Rectal temperature (Tre) was measured in five dogs during 1 h of rest and 1 h of moderate treadmill exercise (1.2 m/s up a 12 degree slope), with no infusion and with continuous infusion (40 mul/min) of normocalcic (1.3 mM Ca2+, 151.5 mM Na+) and hypercalcic (2.6 mM Ca2+, 149.6 mM Na+) concentrations of artificial cerebrospinal fluids into the left lateral cerebral ventricle. There was no effect of the normo- or hypercalcic infusions on resting Tre. In comparison with the postexercise Tre level of 39.9 degrees C (deltaTre= +1.4 degrees C) with no infusion, Tre rose to 40.0 degrees C (delta Tre = +1.4 degrees C) with normocalcic infusion (NS); there was a significantly smaller (P less than 0.01) rise in Tre to 39.2 degrees C (delta Tre = +0.8 degrees C) with hypercalcic infusion. The smaller rise in Tre in response to excess Ca2+ in cerebrospinal fluid was not due to plasma fluid or electrolyte shifts. During exercise the mean body weight loss was greater with hypercalcic infusion (-2.7%) compared with normocalcic (-1.0%) and no infusion (-1.4%) values. The results suggest that Ca2+ ions affect the sensitivity of the central thermoreceptor to thermal stimuli and cause an increased heat loss during physical exercise in dogs.

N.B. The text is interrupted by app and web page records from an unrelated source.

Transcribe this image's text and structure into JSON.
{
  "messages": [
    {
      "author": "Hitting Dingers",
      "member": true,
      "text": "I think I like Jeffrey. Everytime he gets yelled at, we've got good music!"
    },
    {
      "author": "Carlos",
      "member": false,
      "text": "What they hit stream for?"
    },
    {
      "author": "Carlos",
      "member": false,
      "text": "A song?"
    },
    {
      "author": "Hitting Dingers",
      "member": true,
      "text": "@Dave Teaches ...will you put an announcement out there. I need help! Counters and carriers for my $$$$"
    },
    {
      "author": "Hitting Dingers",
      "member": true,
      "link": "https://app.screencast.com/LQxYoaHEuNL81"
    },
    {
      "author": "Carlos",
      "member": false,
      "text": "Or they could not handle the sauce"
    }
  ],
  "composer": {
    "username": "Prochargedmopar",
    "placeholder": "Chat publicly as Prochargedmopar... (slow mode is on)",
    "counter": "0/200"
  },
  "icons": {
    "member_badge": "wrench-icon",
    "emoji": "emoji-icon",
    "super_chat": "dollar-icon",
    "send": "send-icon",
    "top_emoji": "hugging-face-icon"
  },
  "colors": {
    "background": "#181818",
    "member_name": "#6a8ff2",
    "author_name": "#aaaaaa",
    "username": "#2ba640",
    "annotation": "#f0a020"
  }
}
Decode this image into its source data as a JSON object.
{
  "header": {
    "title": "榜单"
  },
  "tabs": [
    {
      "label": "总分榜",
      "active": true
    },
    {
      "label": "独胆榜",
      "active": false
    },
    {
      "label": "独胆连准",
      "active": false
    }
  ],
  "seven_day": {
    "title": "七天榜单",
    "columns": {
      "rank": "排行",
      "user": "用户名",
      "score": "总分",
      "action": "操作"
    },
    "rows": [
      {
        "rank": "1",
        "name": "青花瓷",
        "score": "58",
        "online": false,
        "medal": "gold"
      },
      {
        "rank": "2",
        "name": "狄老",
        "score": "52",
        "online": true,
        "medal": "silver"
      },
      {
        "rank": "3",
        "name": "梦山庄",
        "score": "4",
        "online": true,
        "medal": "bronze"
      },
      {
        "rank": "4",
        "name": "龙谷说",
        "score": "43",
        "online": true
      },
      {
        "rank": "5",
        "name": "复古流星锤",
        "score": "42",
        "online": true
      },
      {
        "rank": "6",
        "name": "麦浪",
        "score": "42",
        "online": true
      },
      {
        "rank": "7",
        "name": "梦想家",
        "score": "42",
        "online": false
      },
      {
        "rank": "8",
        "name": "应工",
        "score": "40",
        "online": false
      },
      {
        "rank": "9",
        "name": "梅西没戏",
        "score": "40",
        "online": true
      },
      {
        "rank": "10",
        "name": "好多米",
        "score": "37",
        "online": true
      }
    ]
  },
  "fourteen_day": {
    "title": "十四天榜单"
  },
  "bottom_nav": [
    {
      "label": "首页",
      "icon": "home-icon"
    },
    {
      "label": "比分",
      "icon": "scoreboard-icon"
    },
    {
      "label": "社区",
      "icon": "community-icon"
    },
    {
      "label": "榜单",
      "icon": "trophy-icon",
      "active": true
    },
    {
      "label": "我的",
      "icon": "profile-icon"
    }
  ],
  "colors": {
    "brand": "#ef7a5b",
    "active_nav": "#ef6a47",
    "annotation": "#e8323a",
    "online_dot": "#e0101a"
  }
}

- Copyright © 1976 by American Physiological Society